The world's oceans have turned into a veritable sponge for our emissions, and new climate models suggest we've soaked them right through.
Since the 1950s, our planet's vast bodies of water have absorbed roughly 93 percent of the energy entering the climate system, and while most of that heating has been observed near the ocean surface, rising temperatures are now permeating even the deepest parts.
Real-world data on the deep ocean is hard to come by, but a new estimate, based on recent measurements and nearly a dozen climate models, suggests climate change has already impacted up to about half (20 to 55 percent) of the Atlantic, Pacific, and Indian Ocean basins.
What's more, in just six decades, these human-induced changes in temperature and salinity could very well spread to 80 percent of the world's oceans.
"We were interested in whether the levels of temperatures and salt were great enough to overcome natural variability in these deeper areas," explains climate scientist Yona Silvy from Sorbonne University in France. "That is, if they had risen or fallen higher than they ever would during the normal peaks and troughs."
Using temperature and salinity measurements from the deep ocean and plugging these into 11 current climate models, the team simulated ocean and atmospheric circulation over the years, with and without the contribution of human emissions.
During the second half of the 20th century, Silvy and her colleagues found human-induced warming was responsible for most observed ocean changes - "statistically" and "unambiguously" different from what would occur naturally. Because heat and salt impact ocean density and circulation, this could have widespread implications.
"This affects global ocean circulation, sea level rise, and poses a threat to human societies and ecosystems," says Silvy.
Most of the time, heat and salt from the surface of the ocean are transported relatively slowly to the ocean's interior, which means that many of the deepest parts experience a lag in human-induced changes.
Some deeper areas, however, circulate quicker, and thus respond faster to our emissions.
In the new model, for instance, the Southern Ocean, which is relatively well-ventilated, experienced human-induced changes quite quickly, showing up as early as the 1980s.
Meanwhile, in the Northern Hemisphere, oceans took a little longer to respond, with most changes calculated to appear sometime between 2010 and 2040.

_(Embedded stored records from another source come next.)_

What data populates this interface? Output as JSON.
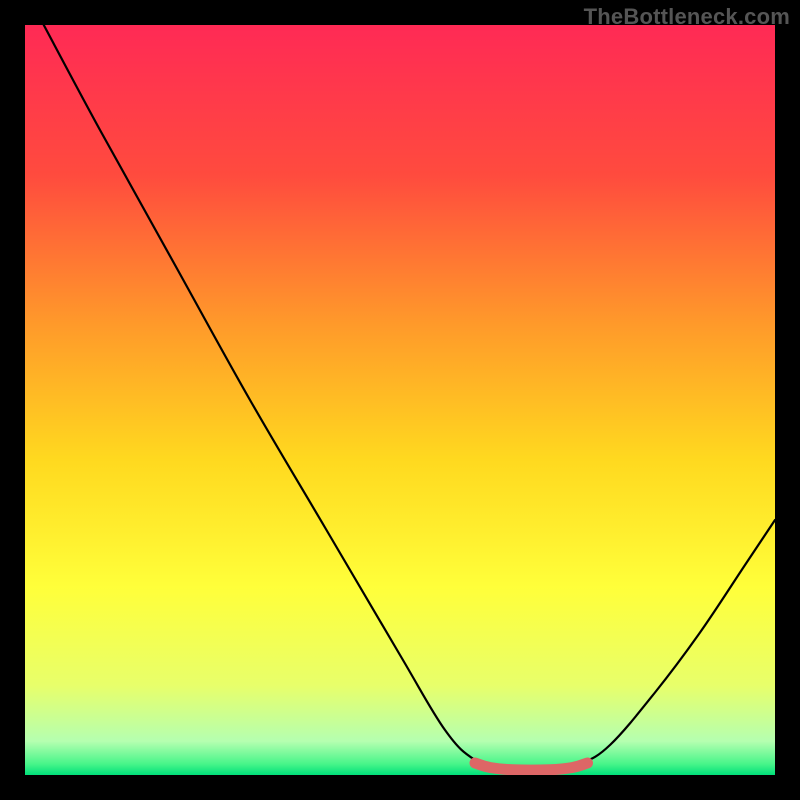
{
  "watermark": "TheBottleneck.com",
  "chart_data": {
    "type": "line",
    "title": "",
    "xlabel": "",
    "ylabel": "",
    "xlim": [
      0,
      100
    ],
    "ylim": [
      0,
      100
    ],
    "grid": false,
    "background_gradient": {
      "stops": [
        {
          "offset": 0.0,
          "color": "#ff2a55"
        },
        {
          "offset": 0.2,
          "color": "#ff4b3e"
        },
        {
          "offset": 0.4,
          "color": "#ff9a2a"
        },
        {
          "offset": 0.58,
          "color": "#ffd91f"
        },
        {
          "offset": 0.75,
          "color": "#ffff3a"
        },
        {
          "offset": 0.88,
          "color": "#e8ff6a"
        },
        {
          "offset": 0.955,
          "color": "#b5ffb0"
        },
        {
          "offset": 0.985,
          "color": "#49f58a"
        },
        {
          "offset": 1.0,
          "color": "#00e07a"
        }
      ]
    },
    "series": [
      {
        "name": "bottleneck-curve",
        "stroke": "#000000",
        "points": [
          {
            "x": 2.5,
            "y": 100
          },
          {
            "x": 10,
            "y": 86
          },
          {
            "x": 20,
            "y": 68
          },
          {
            "x": 30,
            "y": 50
          },
          {
            "x": 40,
            "y": 33
          },
          {
            "x": 50,
            "y": 16
          },
          {
            "x": 56,
            "y": 6
          },
          {
            "x": 60,
            "y": 2
          },
          {
            "x": 64,
            "y": 0.7
          },
          {
            "x": 70,
            "y": 0.7
          },
          {
            "x": 74,
            "y": 1.5
          },
          {
            "x": 78,
            "y": 4
          },
          {
            "x": 84,
            "y": 11
          },
          {
            "x": 90,
            "y": 19
          },
          {
            "x": 96,
            "y": 28
          },
          {
            "x": 100,
            "y": 34
          }
        ]
      },
      {
        "name": "bottom-band",
        "stroke": "#dd6666",
        "points": [
          {
            "x": 60,
            "y": 1.6
          },
          {
            "x": 62,
            "y": 1.0
          },
          {
            "x": 65,
            "y": 0.7
          },
          {
            "x": 70,
            "y": 0.7
          },
          {
            "x": 73,
            "y": 1.0
          },
          {
            "x": 75,
            "y": 1.6
          }
        ]
      }
    ]
  }
}
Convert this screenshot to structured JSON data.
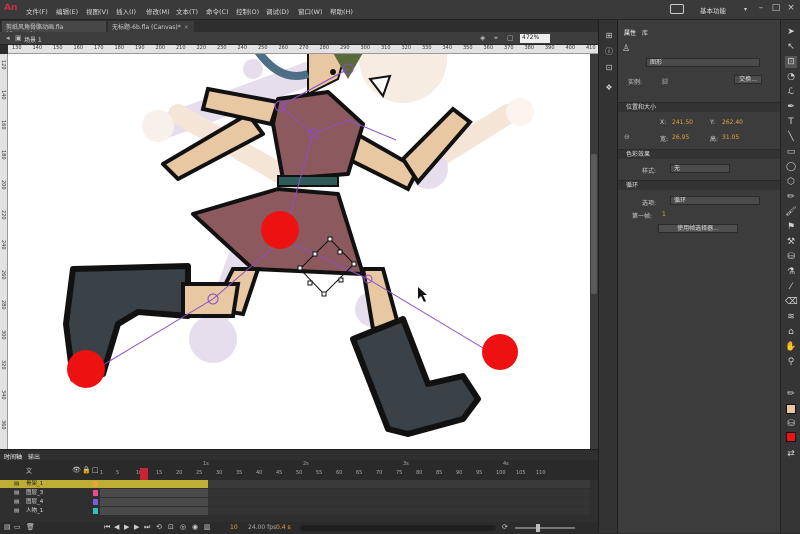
{
  "app": {
    "logo": "An",
    "workspace": "基本功能"
  },
  "menu": [
    "文件(F)",
    "编辑(E)",
    "视图(V)",
    "插入(I)",
    "修改(M)",
    "文本(T)",
    "命令(C)",
    "控制(O)",
    "调试(D)",
    "窗口(W)",
    "帮助(H)"
  ],
  "window_controls": [
    "–",
    "□",
    "×"
  ],
  "doc_tabs": [
    {
      "label": "剪纸风角骨骼动画.fla (Canvas)*",
      "active": true
    },
    {
      "label": "无标题-6b.fla (Canvas)*",
      "active": false
    }
  ],
  "editbar": {
    "scene": "场景 1",
    "zoom": "472%"
  },
  "ruler": [
    "130",
    "140",
    "150",
    "160",
    "170",
    "180",
    "190",
    "200",
    "210",
    "220",
    "230",
    "240",
    "250",
    "260",
    "270",
    "280",
    "290",
    "300",
    "310",
    "320",
    "330",
    "340",
    "350",
    "360",
    "370",
    "380",
    "390",
    "400",
    "410"
  ],
  "vruler": [
    "120",
    "140",
    "160",
    "180",
    "200",
    "220",
    "240",
    "260",
    "280",
    "300",
    "320",
    "340",
    "360"
  ],
  "timeline": {
    "tabs": [
      "时间轴",
      "输出"
    ],
    "layer_header": "文",
    "ruler_ticks": [
      "1",
      "5",
      "10",
      "15",
      "20",
      "25",
      "30",
      "35",
      "40",
      "45",
      "50",
      "55",
      "60",
      "65",
      "70",
      "75",
      "80",
      "85",
      "90",
      "95",
      "100",
      "105",
      "110"
    ],
    "seconds": [
      "1s",
      "2s",
      "3s",
      "4s"
    ],
    "layers": [
      {
        "name": "骨架_1",
        "selected": true
      },
      {
        "name": "图层_3",
        "selected": false
      },
      {
        "name": "图层_4",
        "selected": false
      },
      {
        "name": "人物_1",
        "selected": false
      }
    ],
    "current_frame": "10",
    "fps": "24.00 fps",
    "elapsed": "0.4 s"
  },
  "properties": {
    "tabs": [
      "属性",
      "库"
    ],
    "symbol_type": "图形",
    "instance_label": "实例:",
    "instance_value": "脚",
    "swap_button": "交换...",
    "section_position": "位置和大小",
    "x_label": "X:",
    "x_value": "241.50",
    "y_label": "Y:",
    "y_value": "262.40",
    "w_label": "宽:",
    "w_value": "26.95",
    "h_label": "高:",
    "h_value": "31.05",
    "section_color": "色彩效果",
    "style_label": "样式:",
    "style_value": "无",
    "section_loop": "循环",
    "option_label": "选项:",
    "option_value": "循环",
    "first_label": "第一帧:",
    "first_value": "1",
    "frame_picker_button": "使用帧选择器..."
  },
  "colors": {
    "accent_select": "#bfae34",
    "stroke": "#000000",
    "fill": "#e53935",
    "value_text": "#e8a33c"
  }
}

Together, by 2020, the model shows somewhere between 20 percent and 55 percent of the world's oceans had been altered by anthropogenic climate change.
By mid-century, these changes could make up 50 to 60 percent of the world's oceans, and by 2080, 55 to 80 percent.

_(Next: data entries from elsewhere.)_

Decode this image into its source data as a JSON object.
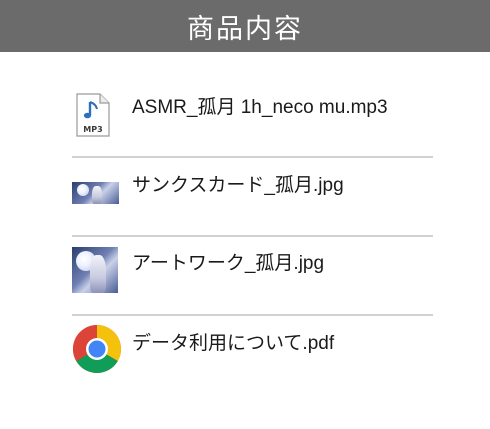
{
  "header": {
    "title": "商品内容"
  },
  "files": [
    {
      "name": "ASMR_孤月 1h_neco mu.mp3",
      "icon": "mp3-file-icon",
      "icon_label": "MP3"
    },
    {
      "name": "サンクスカード_孤月.jpg",
      "icon": "thumbnail-image-icon"
    },
    {
      "name": "アートワーク_孤月.jpg",
      "icon": "thumbnail-image-icon"
    },
    {
      "name": "データ利用について.pdf",
      "icon": "chrome-icon"
    }
  ],
  "colors": {
    "header_bg": "#6b6b6b",
    "divider": "#d2d2d2",
    "mp3_note": "#2f6fc0",
    "chrome_red": "#db4437",
    "chrome_yellow": "#f4c20d",
    "chrome_green": "#0f9d58",
    "chrome_blue": "#4285f4"
  }
}
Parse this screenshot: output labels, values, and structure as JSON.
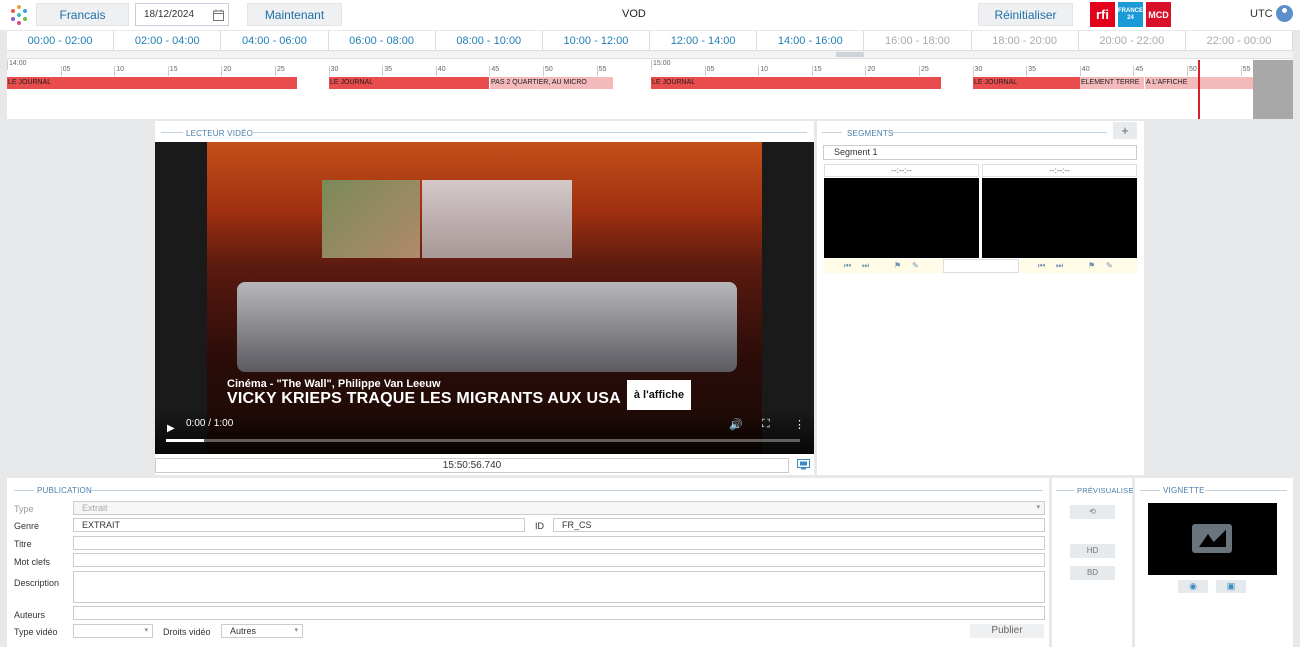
{
  "header": {
    "language_label": "Francais",
    "date_value": "18/12/2024",
    "now_label": "Maintenant",
    "title": "VOD",
    "reset_label": "Réinitialiser",
    "logos": [
      "rfi",
      "FRANCE 24",
      "MCD"
    ],
    "timezone": "UTC"
  },
  "timeline": {
    "slots": [
      {
        "label": "00:00 - 02:00",
        "state": "active"
      },
      {
        "label": "02:00 - 04:00",
        "state": "active"
      },
      {
        "label": "04:00 - 06:00",
        "state": "active"
      },
      {
        "label": "06:00 - 08:00",
        "state": "active"
      },
      {
        "label": "08:00 - 10:00",
        "state": "active"
      },
      {
        "label": "10:00 - 12:00",
        "state": "active"
      },
      {
        "label": "12:00 - 14:00",
        "state": "active"
      },
      {
        "label": "14:00 - 16:00",
        "state": "active"
      },
      {
        "label": "16:00 - 18:00",
        "state": "past"
      },
      {
        "label": "18:00 - 20:00",
        "state": "past"
      },
      {
        "label": "20:00 - 22:00",
        "state": "past"
      },
      {
        "label": "22:00 - 00:00",
        "state": "past"
      }
    ],
    "hour_labels": [
      "14:00",
      "15:00"
    ],
    "minute_labels": [
      "05",
      "10",
      "15",
      "20",
      "25",
      "30",
      "35",
      "40",
      "45",
      "50",
      "55"
    ],
    "programs": [
      {
        "title": "LE JOURNAL",
        "style": "red"
      },
      {
        "title": "LE JOURNAL",
        "style": "red"
      },
      {
        "title": "PAS 2 QUARTIER, AU MICRO",
        "style": "light"
      },
      {
        "title": "LE JOURNAL",
        "style": "red"
      },
      {
        "title": "LE JOURNAL",
        "style": "red"
      },
      {
        "title": "ELEMENT TERRE",
        "style": "light"
      },
      {
        "title": "A L'AFFICHE",
        "style": "light"
      }
    ]
  },
  "player": {
    "section_title": "LECTEUR VIDÉO",
    "lower_third_small": "Cinéma - \"The Wall\", Philippe Van Leeuw",
    "lower_third_big": "VICKY KRIEPS TRAQUE LES MIGRANTS AUX USA",
    "show_logo": "à l'affiche",
    "time_display": "0:00 / 1:00",
    "progress": 0.06,
    "timecode": "15:50:56.740"
  },
  "segments": {
    "section_title": "SEGMENTS",
    "add_label": "+",
    "segment_name": "Segment 1",
    "start_time": "--:--:--",
    "end_time": "--:--:--"
  },
  "publication": {
    "section_title": "PUBLICATION",
    "type_label": "Type",
    "type_value": "Extrait",
    "genre_label": "Genre",
    "genre_value": "EXTRAIT",
    "id_label": "ID",
    "id_value": "FR_CS",
    "titre_label": "Titre",
    "titre_value": "",
    "keywords_label": "Mot clefs",
    "keywords_value": "",
    "description_label": "Description",
    "description_value": "",
    "authors_label": "Auteurs",
    "authors_value": "",
    "video_type_label": "Type vidéo",
    "video_type_value": "",
    "rights_label": "Droits vidéo",
    "rights_value": "Autres",
    "publish_label": "Publier"
  },
  "preview": {
    "section_title": "PRÉVISUALISE",
    "buttons": [
      "HD",
      "BD"
    ]
  },
  "vignette": {
    "section_title": "VIGNETTE"
  },
  "colors": {
    "accent": "#1f7fb5",
    "segment_red": "#e84c4c",
    "segment_light": "#f3b9bb",
    "now_line": "#d8202a"
  }
}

"This work suggests that a large portion of the observed change patterns in the ocean interior is human-induced and will continue to intensify with continuing CO2 emissions," the authors write.

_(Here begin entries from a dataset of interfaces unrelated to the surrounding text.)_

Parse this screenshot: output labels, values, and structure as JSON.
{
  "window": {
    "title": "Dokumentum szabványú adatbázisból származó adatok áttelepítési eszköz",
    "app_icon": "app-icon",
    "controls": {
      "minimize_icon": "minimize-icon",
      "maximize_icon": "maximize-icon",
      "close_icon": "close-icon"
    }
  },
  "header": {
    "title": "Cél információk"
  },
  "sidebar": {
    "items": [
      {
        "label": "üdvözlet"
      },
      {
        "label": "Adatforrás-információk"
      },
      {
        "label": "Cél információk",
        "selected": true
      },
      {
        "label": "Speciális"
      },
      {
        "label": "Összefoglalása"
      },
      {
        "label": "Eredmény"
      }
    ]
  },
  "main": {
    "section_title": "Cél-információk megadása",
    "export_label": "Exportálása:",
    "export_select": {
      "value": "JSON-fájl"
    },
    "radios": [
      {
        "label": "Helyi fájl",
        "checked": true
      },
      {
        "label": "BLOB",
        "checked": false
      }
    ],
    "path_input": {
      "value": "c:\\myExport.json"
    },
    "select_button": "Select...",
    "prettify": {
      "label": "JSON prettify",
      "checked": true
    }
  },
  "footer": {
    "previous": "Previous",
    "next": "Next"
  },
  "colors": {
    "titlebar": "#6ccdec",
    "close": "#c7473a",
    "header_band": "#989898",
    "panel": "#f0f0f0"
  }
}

Plus, even if emissions are slowed, the lag in ocean circulation means we are locked in to a certain amount of change going forwards.
We still don't fully understand the relationship between deeper changes to salt and heat and surface warming, or how these changes impact ocean circulation. It requires far more investigation, especially in the Southern Hemisphere where deep ocean data is few and far between, but investigate it we must.
The study was published in Nature Climate Change.